Peaceful Modernisms

deadline for submissions: 
January 15, 2018
full name / name of organization: 
Prospective peer-reviewed cluster on the Modernism/modernity Print Plus platform
contact email: 


Prospective peer-reviewed cluster on the Modernism/modernity Print Plus platform 



Charles Andrews and J. Ashley Foster 

Contact: and 

Modernist studies has long been fascinated with war. The violent international conflicts during the twentieth century gave creative energy to much of the art and literature produced in this period, from the destructive jouissance of Blast to the combative editing of Eisenstein’s films to the war-themed epics of novelists such as Ford, Hemingway, Waugh, and Pasternak. Marinetti’s “Futurist Manifesto” offers a particularly spirited endorsement: “We want to glorify war - the only cure for the world - militarism, patriotism, the destructive gesture of the anarchists, the beautiful ideas which kill, and contempt for woman.” Spurred by such proclamations, scholars have assiduously traced the relationship between modernism and war. Many essential critical works—including, recently, Sarah Cole’s At the Violet Hour (2012), and Paul K. Saint-Amour’s Tense Future (2015)—have demonstrated that the forms we associate with modernism were shaped by force. However, they also make clear that many of these aesthetic reactions to war were constituted by a concern for peace. Our interests are both scholarly and polemical, seeking to uncover the valuable resources of peaceful modernisms and to argue for peace and nonviolence. 

This proposed forum for Modernism/modernity Print Plus turns scholarly attention toward the many ways in which modernist art and literature of the long twentieth century engages with peace. From Yosano Akiko’s famous anti-war poem “Brother, Do Not Give Your Life” (“Kimi shinitamô koto nakare) to Vaslav Nijinsky’s 1919 St. Moritz performance in defiance of the First World War, to Chinua Achebe’s “Civil Peace,” which offers a social critique in the wake of war, modernist art, literature, and theory enact rich but understudied practices of war resistance and peacemaking. As a case in point, Gandhi’s transnational impact, shaping the writing and activism of figures such as Rabindranath Tagore and Aldous Huxley, is more central to modernist aesthetics than is often recognized. This forum will put into conversation variegated and nuanced readings of pacifist thought in modernist form, exposing the complexity of art and literature’s engagement with peace work during a century of war. It also seeks to investigate how philosophies of peace and strategies of nonviolence circulated across borders and between modernist cultures. 

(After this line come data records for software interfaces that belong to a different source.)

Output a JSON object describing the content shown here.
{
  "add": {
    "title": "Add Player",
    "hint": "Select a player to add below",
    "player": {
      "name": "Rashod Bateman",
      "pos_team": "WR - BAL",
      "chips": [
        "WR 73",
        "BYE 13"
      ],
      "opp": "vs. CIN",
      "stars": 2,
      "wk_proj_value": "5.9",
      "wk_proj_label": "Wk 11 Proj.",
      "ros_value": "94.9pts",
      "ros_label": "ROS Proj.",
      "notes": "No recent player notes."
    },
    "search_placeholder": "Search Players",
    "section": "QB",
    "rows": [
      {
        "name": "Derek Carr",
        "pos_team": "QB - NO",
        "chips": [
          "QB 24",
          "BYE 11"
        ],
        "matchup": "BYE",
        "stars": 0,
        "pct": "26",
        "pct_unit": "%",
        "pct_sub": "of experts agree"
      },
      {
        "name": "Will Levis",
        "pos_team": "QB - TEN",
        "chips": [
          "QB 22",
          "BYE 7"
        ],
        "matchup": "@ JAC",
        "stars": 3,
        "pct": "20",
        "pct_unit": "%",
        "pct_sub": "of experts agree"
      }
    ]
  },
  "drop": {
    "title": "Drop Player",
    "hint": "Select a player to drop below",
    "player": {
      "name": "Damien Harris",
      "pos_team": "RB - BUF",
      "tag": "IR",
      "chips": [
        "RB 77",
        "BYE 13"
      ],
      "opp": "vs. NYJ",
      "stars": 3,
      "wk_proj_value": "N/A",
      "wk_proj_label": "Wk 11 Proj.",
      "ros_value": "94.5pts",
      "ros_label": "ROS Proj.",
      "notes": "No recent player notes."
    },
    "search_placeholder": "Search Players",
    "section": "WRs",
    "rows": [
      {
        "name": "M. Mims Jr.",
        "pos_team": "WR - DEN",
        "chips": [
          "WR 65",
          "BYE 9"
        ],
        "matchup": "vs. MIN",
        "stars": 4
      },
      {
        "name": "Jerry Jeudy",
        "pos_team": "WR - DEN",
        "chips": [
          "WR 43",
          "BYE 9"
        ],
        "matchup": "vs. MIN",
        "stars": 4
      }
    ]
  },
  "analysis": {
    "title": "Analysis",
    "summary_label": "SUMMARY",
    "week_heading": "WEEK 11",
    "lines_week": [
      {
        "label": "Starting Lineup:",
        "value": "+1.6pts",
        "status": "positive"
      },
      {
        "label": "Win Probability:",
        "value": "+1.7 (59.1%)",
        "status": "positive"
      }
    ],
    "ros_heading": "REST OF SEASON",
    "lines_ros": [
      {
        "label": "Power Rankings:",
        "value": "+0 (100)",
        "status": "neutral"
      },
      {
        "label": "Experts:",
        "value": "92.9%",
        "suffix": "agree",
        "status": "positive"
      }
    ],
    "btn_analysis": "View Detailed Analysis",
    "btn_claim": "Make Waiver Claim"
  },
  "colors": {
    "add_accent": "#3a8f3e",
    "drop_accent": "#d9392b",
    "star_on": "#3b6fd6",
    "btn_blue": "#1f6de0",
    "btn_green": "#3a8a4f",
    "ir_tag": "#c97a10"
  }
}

We especially seek proposals that use new methodologies drawn from interdisciplinary work in peace studies and literary/artistic analysis. Scholars such as Grace Brockington, R. S. White, and Jean Mills have shown how historically informed scholarship can also advocate for peace and develop resources for current antiwar and nonviolence practitioners. This Modernism/modernity forum desires to build upon such scholarship, understanding both pacifism and modernism “weakly,” approaching modernism as an aesthetic engagement with modernity that occurs throughout the world at different times, in order to expand the possibilities for integrating cultural analysis and peace research in the long twentieth century. 

Topics for articles might include: 

- Theorizing the relationship between modernist studies and peace studies 

- Modernist form and/as peace activism 

- Globally circulating pacifist ideas and their appearance in modernist art 

- Globally circulating modernist works and their pacifist messages 

- Producing modernist cultures of peace 

- “Communal modernisms” and peace 

- Modernists as peace theorists 

- Theorizing a modernist pacifist aesthetics 

- Intersections between modernist aesthetics and antiwar propaganda 

- Modernism and antiwar internationalism 

Article lengths should be 2500-3000 words. Please email abstracts of 300-500 words to Charles Andrews and J. Ashley Foster by January 15, 2018.